Androgen deprivation therapy (ADT) may be associated with an increased risk for cardiovascular disease (CVD) death in prostate cancer patients, according to a study published online in The Aging Male.
The retrospective cohort study led by Justinas Jonusas from the National Cancer Institute in Vilnius, Lithuania, examined the risk for CVD in 13, 343 prostate cancer patients aged 40-79 who exclusively used gonadotropin-releasing hormone agonists.
The researchers found that patients receiving ADT had more than a two-fold increase in CVD death than patients who do not use ADT (hazard ratio, 2.14). This risk was higher in ADT users aged 70-79 (hazard ratio, 4.78). Furthermore, the researchers found that ADT users had an increased risk of death from ischemic heart disease and stroke (hazard ratios, 1.42 and 1.70, respectively).

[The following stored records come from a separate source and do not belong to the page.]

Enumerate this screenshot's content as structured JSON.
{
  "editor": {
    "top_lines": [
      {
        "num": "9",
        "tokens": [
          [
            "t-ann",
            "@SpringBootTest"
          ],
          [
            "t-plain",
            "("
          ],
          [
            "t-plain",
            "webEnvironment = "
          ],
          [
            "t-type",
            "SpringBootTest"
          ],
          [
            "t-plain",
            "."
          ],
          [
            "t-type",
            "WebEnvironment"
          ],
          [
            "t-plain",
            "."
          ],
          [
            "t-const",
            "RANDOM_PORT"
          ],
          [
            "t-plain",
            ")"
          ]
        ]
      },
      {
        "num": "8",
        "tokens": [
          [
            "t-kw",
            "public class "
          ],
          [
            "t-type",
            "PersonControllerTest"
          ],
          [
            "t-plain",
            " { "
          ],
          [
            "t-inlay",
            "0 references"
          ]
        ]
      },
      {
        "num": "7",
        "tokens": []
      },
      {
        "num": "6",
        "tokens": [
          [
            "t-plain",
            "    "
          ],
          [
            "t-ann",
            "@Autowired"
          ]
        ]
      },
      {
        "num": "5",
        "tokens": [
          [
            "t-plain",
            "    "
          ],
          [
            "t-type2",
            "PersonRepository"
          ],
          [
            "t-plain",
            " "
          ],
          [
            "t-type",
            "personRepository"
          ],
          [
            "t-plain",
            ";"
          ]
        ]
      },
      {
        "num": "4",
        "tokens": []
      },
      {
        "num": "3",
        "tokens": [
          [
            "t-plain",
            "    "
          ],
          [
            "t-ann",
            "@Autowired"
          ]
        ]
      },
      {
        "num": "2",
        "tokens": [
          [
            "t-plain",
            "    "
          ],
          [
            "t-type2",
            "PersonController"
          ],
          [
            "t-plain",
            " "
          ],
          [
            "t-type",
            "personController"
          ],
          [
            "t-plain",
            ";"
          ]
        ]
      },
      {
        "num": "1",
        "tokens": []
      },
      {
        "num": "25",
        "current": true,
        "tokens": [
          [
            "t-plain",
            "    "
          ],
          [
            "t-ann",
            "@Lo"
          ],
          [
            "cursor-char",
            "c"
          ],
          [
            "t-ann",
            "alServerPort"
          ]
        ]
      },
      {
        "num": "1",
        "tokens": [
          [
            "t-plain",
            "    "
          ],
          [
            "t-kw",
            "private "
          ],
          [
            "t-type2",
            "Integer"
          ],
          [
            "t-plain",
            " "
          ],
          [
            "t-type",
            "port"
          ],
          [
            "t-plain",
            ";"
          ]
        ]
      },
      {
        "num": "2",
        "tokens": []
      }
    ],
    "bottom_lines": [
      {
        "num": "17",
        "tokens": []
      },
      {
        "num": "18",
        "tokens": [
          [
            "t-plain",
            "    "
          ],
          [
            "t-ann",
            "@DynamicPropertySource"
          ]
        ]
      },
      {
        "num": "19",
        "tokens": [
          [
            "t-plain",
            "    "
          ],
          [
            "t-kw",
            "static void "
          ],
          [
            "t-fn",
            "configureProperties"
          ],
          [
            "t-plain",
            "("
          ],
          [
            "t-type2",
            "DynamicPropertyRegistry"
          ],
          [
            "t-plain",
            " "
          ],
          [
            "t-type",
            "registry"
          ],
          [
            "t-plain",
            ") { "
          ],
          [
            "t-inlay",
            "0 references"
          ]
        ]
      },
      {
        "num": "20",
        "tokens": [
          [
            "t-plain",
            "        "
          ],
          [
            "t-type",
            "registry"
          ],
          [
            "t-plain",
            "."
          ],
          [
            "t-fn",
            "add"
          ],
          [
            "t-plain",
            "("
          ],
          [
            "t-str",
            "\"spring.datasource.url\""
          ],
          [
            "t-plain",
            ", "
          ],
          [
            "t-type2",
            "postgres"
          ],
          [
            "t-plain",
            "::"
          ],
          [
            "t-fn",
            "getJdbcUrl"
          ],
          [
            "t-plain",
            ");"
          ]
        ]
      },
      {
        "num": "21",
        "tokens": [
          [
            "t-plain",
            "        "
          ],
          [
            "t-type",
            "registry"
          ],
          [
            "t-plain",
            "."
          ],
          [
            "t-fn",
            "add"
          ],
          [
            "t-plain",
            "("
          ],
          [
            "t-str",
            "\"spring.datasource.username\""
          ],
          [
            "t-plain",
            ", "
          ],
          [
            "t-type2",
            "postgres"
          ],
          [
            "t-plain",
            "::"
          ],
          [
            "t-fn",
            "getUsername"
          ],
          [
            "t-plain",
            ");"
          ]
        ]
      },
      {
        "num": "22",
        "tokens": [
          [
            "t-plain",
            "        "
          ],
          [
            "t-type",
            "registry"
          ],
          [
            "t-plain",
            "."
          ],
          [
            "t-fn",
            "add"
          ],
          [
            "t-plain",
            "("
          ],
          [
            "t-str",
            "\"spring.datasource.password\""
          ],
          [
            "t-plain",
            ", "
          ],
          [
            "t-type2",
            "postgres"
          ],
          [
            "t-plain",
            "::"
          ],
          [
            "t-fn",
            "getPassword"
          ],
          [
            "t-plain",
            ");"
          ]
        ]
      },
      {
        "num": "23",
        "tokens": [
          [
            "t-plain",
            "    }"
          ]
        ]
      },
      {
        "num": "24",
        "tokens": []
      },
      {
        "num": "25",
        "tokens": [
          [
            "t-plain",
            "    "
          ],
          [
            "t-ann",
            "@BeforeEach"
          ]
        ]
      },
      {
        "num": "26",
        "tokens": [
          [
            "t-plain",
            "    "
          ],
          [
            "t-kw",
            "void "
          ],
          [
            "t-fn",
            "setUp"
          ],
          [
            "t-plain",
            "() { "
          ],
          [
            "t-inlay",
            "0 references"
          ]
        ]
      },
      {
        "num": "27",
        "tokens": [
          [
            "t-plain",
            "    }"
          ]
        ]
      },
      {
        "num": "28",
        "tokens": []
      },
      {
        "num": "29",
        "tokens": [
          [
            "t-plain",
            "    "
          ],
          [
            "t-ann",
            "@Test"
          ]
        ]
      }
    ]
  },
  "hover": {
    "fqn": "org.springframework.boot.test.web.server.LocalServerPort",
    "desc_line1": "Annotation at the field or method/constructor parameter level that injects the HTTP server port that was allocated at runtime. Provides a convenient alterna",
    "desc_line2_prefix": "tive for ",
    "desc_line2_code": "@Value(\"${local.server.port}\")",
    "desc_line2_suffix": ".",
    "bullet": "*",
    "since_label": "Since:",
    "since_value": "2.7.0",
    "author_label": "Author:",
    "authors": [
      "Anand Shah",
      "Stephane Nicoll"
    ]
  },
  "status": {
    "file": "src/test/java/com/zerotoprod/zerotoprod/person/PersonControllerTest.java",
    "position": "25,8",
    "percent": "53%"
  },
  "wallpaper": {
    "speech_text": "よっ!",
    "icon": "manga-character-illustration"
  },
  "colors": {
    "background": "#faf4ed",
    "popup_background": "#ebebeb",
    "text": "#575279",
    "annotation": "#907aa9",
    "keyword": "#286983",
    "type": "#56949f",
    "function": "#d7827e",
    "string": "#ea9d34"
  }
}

When the risk of CVD-related death was assessed among different age groups, Justinas Jonusas and colleagues also observed an almost five-fold higher risk of CVD death in the 70–79 age group of ADT users. Compared to the reference male group, the risk was less among younger ADT users (60-69 years of age), although it was still more than two times greater overall.
Furthermore, the researchers assessed the risk of CVD death during the first five years of the patients being treated with ADT, and they found the risk of CVD death was higher from the first to the fourth year after a prostate cancer diagnosis. They also observed that the risk of death was not significantly increased in the first year after diagnosis compared to the second to fourth year.
“Our results suggest clinicians should consider risk reduction and mitigation strategies for cardiovascular disease when developing a treatment plan for men diagnosed with prostate cancer, particularly for older patients,” Jonusas said in a statement.
Source: HealthDay news
Journal source: The Aging Male